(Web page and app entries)
____

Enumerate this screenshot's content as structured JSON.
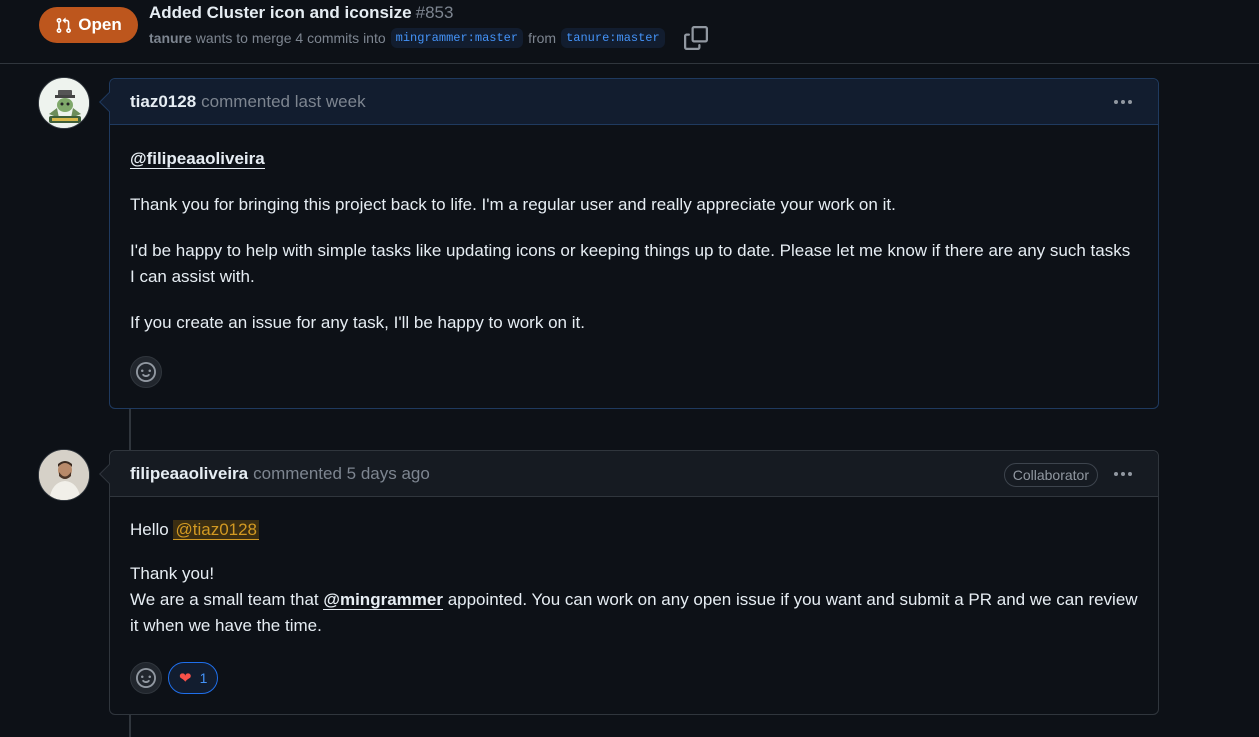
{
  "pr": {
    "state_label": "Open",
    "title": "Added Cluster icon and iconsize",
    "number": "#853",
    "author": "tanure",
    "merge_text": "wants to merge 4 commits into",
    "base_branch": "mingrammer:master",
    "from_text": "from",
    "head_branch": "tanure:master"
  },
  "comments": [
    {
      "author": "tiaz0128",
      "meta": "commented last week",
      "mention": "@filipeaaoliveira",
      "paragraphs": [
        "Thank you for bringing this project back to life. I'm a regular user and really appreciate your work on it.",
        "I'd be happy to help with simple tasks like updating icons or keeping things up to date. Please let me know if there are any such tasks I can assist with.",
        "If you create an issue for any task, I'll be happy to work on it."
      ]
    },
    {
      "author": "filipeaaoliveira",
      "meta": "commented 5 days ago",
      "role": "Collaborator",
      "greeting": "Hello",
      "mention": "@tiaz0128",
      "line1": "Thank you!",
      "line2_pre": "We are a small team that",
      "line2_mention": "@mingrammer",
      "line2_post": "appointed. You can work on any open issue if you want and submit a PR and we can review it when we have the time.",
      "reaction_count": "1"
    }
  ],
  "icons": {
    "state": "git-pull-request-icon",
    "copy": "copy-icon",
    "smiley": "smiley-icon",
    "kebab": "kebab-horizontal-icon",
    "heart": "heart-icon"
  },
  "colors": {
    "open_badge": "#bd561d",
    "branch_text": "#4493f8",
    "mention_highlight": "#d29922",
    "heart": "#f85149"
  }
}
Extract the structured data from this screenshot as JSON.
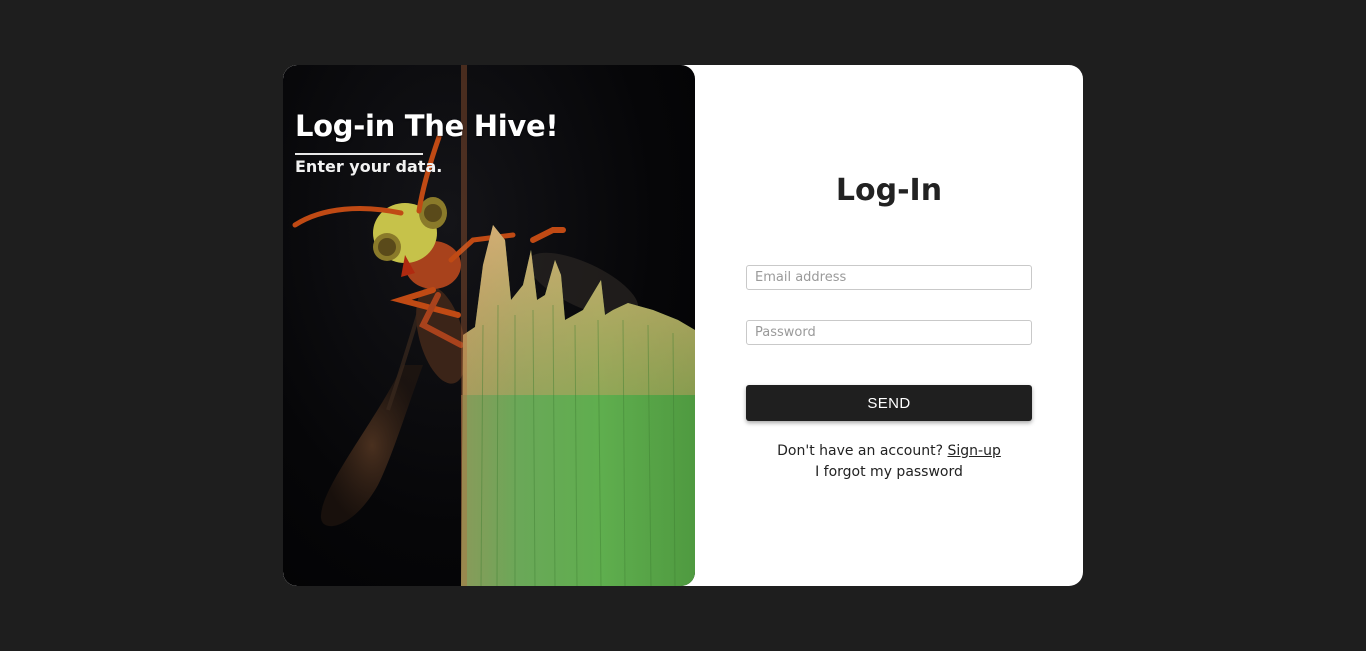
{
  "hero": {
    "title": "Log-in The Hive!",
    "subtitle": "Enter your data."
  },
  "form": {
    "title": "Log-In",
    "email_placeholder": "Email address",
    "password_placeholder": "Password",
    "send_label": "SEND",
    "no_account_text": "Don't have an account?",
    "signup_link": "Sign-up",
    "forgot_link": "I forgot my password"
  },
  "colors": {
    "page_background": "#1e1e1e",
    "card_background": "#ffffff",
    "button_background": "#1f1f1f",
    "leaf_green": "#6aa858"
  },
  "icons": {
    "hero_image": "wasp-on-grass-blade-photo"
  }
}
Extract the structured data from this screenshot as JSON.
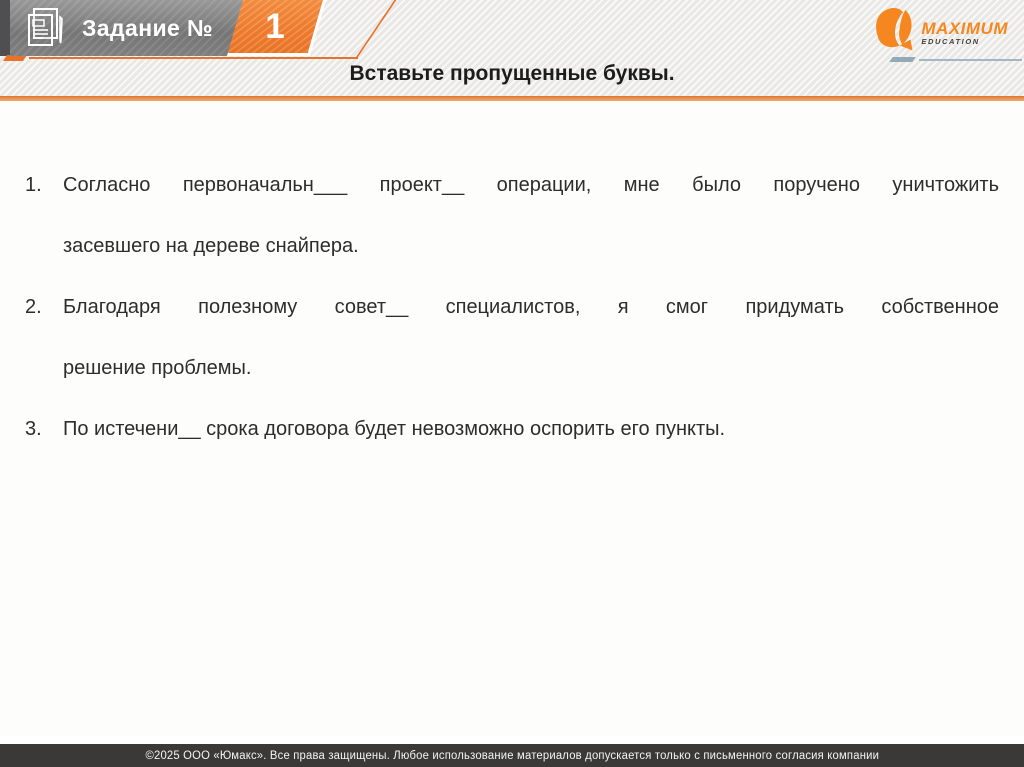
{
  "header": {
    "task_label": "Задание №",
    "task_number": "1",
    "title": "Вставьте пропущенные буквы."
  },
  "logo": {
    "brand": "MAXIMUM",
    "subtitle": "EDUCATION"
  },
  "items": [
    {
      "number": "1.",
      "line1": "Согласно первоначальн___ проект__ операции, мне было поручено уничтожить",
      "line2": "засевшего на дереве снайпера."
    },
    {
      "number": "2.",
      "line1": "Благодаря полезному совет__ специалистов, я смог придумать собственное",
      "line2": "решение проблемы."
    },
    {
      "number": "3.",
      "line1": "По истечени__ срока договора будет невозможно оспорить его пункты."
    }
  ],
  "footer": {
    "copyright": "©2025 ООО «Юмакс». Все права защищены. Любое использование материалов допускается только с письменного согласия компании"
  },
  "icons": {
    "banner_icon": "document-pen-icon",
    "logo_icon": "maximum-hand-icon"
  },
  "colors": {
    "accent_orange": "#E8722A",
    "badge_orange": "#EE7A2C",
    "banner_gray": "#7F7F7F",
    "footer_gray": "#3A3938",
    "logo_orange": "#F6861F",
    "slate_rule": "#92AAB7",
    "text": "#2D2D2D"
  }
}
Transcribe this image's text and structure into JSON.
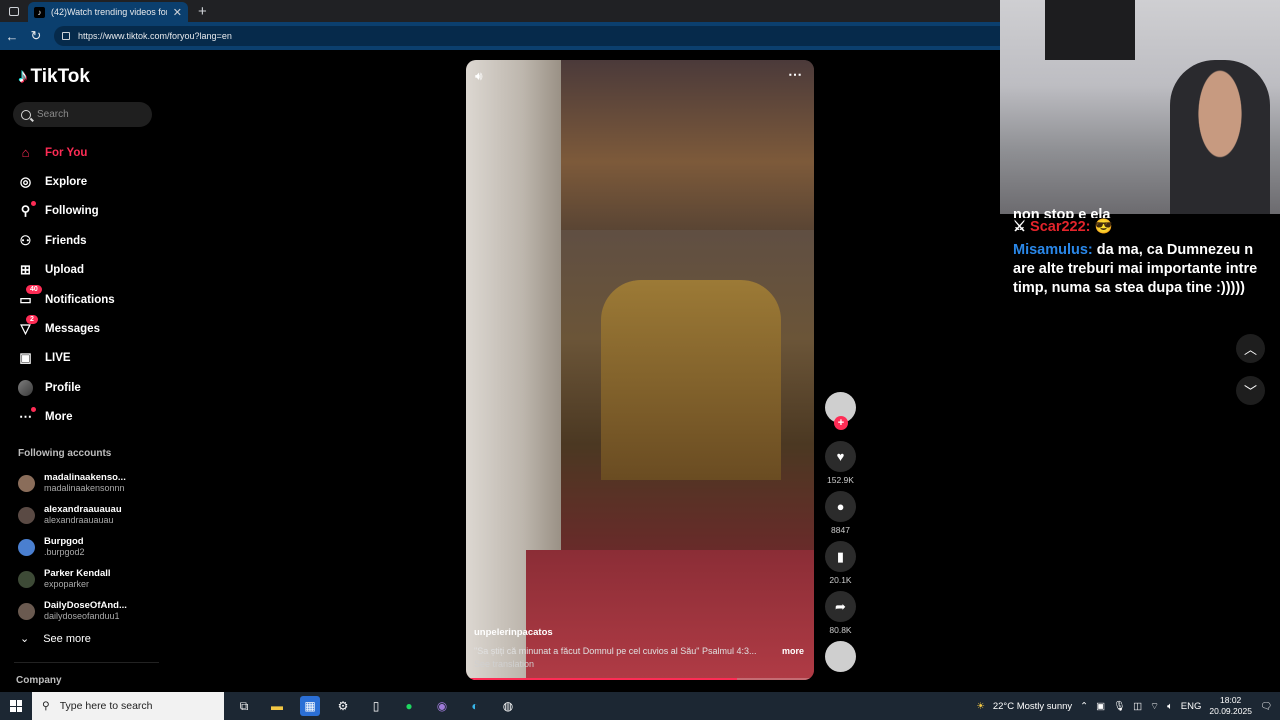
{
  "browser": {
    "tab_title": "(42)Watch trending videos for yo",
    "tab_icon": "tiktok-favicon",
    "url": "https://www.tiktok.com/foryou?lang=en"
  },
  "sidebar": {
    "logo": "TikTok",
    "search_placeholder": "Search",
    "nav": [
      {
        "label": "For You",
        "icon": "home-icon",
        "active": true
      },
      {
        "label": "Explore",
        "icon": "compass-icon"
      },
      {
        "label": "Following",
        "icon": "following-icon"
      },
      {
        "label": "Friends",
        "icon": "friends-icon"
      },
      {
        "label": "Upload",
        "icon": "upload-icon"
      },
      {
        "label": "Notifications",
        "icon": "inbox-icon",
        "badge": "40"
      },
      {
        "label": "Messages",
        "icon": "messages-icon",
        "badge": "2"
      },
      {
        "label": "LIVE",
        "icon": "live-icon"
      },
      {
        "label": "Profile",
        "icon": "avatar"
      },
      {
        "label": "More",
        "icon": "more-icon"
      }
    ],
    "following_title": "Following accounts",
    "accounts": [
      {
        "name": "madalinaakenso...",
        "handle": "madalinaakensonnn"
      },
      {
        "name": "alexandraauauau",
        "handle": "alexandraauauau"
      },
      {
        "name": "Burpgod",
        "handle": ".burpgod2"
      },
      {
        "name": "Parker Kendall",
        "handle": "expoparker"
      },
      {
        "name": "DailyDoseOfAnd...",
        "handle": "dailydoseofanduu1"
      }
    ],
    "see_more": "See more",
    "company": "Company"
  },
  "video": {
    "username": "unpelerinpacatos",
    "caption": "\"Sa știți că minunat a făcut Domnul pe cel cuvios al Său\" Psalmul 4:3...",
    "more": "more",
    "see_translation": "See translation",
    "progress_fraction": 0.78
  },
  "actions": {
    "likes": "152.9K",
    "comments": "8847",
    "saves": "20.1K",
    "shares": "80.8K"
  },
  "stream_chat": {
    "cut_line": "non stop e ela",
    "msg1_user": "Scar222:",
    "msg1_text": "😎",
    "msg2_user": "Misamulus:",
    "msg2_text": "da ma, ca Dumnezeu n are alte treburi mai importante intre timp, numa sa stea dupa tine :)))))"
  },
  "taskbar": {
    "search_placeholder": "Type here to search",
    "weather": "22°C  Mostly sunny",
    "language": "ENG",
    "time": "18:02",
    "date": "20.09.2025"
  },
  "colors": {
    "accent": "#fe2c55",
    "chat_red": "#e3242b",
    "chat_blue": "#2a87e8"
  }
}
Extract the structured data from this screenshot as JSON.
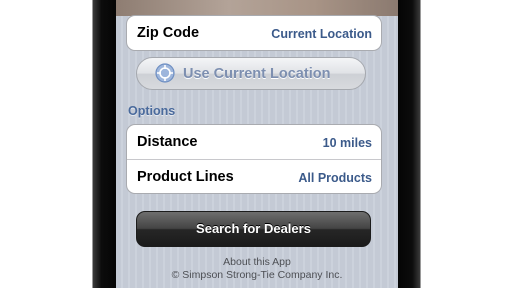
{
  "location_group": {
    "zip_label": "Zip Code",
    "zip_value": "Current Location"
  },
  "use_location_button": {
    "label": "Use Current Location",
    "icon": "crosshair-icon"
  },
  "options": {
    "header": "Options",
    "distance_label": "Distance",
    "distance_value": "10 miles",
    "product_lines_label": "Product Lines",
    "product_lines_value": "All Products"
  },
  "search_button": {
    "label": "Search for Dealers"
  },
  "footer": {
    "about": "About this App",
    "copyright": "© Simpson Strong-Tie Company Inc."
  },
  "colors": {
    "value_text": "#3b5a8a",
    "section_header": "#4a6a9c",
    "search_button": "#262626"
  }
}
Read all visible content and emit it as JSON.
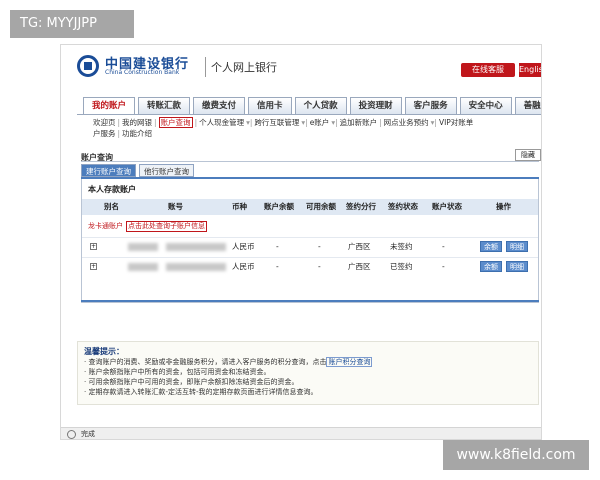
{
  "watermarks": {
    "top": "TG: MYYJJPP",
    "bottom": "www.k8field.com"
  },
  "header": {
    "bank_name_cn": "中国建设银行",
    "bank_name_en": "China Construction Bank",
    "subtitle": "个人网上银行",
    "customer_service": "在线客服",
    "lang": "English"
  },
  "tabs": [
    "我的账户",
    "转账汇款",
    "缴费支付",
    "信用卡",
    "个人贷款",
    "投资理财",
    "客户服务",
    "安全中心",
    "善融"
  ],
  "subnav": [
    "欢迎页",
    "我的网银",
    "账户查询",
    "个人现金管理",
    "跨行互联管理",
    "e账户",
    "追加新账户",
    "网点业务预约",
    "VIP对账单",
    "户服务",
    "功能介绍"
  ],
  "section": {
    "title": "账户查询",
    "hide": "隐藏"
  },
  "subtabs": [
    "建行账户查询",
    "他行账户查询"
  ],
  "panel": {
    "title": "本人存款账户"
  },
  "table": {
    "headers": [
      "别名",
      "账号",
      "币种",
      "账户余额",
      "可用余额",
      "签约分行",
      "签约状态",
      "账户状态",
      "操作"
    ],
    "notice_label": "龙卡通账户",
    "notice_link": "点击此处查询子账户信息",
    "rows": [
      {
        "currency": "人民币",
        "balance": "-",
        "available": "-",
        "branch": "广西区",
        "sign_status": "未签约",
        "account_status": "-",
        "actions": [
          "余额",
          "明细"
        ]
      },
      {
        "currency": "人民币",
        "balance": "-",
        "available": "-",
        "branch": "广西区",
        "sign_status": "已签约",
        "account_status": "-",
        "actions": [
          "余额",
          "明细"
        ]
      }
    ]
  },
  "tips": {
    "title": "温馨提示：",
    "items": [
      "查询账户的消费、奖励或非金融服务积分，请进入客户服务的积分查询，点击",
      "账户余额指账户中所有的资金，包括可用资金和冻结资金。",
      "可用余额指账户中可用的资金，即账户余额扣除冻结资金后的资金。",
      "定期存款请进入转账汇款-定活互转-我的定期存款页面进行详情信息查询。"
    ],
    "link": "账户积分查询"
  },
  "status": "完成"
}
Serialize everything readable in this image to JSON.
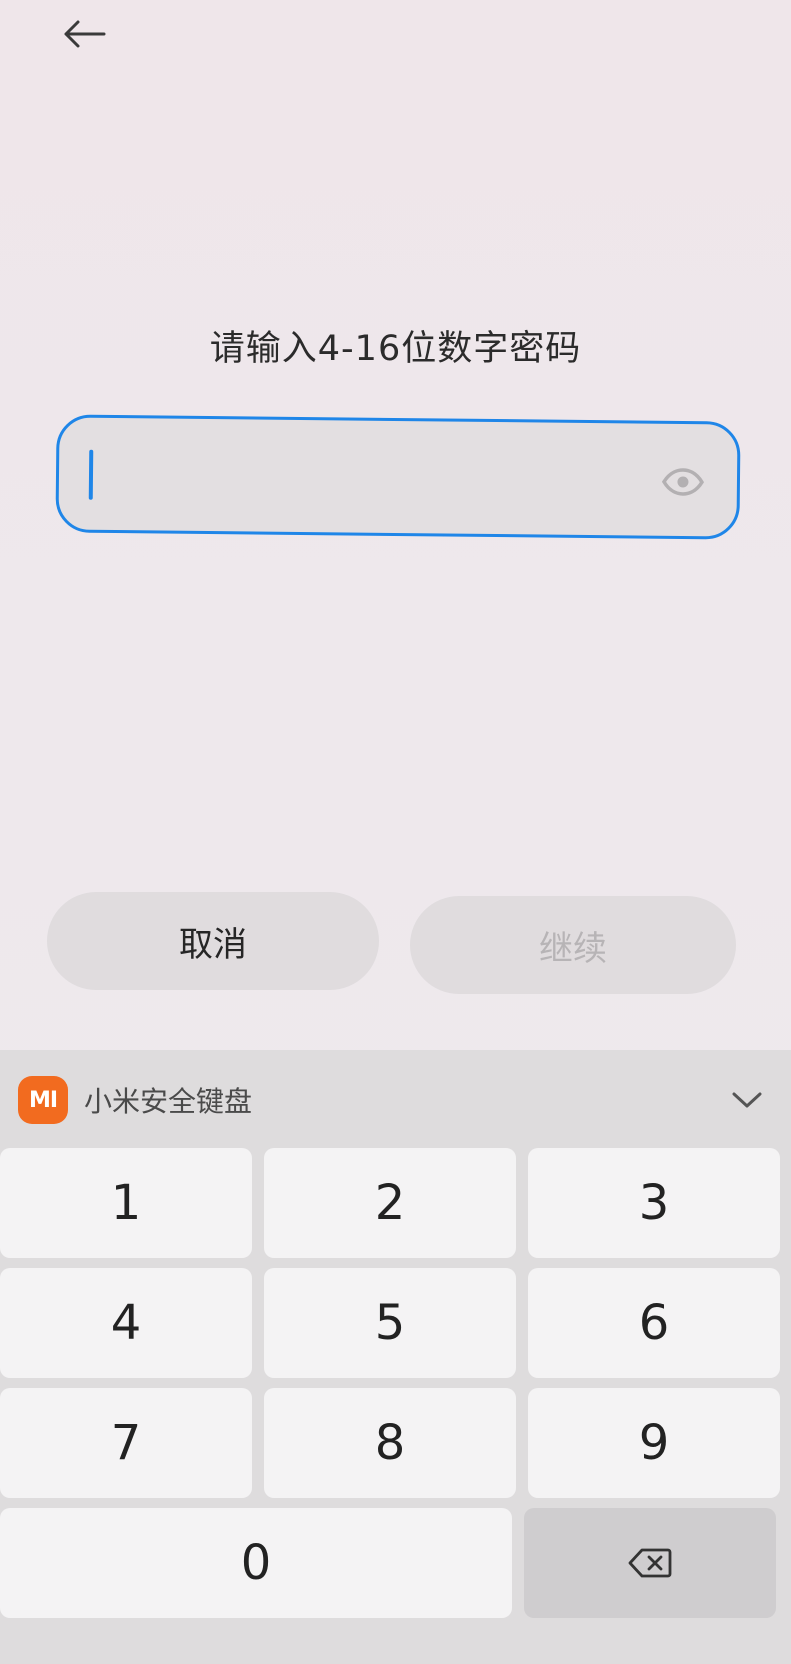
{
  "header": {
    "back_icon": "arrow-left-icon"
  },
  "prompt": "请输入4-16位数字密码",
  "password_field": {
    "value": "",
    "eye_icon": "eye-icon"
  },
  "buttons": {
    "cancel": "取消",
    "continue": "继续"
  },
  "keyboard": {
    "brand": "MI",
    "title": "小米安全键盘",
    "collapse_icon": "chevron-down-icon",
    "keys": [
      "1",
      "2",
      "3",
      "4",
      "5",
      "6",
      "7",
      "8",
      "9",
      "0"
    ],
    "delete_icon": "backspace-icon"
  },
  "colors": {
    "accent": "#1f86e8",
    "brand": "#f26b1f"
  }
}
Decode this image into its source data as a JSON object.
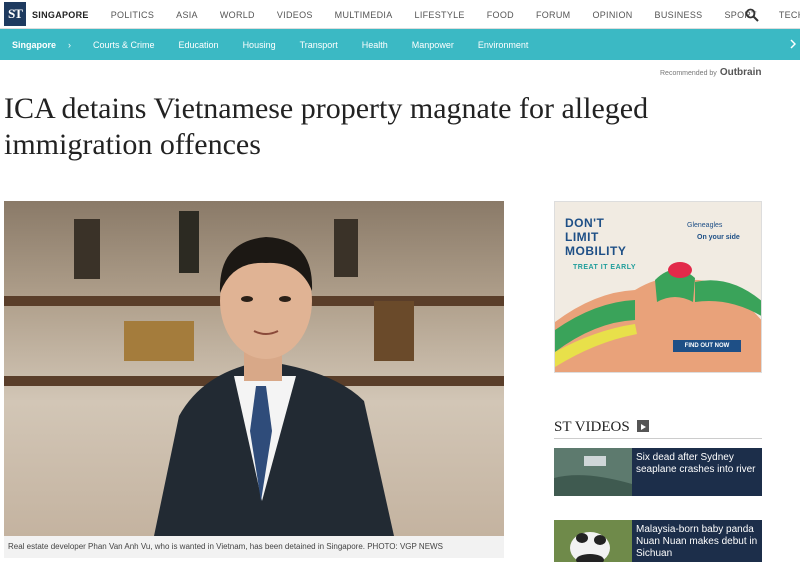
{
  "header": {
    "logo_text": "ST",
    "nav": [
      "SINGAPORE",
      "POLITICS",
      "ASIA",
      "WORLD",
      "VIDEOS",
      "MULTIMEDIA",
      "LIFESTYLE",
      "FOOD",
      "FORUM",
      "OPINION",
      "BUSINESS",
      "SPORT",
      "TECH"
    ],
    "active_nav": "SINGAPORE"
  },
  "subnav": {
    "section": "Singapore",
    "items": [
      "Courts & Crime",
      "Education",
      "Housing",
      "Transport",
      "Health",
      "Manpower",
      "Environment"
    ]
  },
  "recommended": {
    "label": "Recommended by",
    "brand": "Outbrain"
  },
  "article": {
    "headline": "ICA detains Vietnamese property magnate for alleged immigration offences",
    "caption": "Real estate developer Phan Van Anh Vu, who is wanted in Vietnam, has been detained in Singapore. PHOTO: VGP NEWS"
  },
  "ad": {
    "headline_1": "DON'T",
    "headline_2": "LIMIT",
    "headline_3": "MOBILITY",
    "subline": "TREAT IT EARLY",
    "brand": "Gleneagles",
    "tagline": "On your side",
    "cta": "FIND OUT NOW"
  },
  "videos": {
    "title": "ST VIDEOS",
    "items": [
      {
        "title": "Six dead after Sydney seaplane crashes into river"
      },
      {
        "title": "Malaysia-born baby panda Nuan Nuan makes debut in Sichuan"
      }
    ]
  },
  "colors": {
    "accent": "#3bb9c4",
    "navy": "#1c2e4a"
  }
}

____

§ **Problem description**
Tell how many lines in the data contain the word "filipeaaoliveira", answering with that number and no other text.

§ **Task response**
2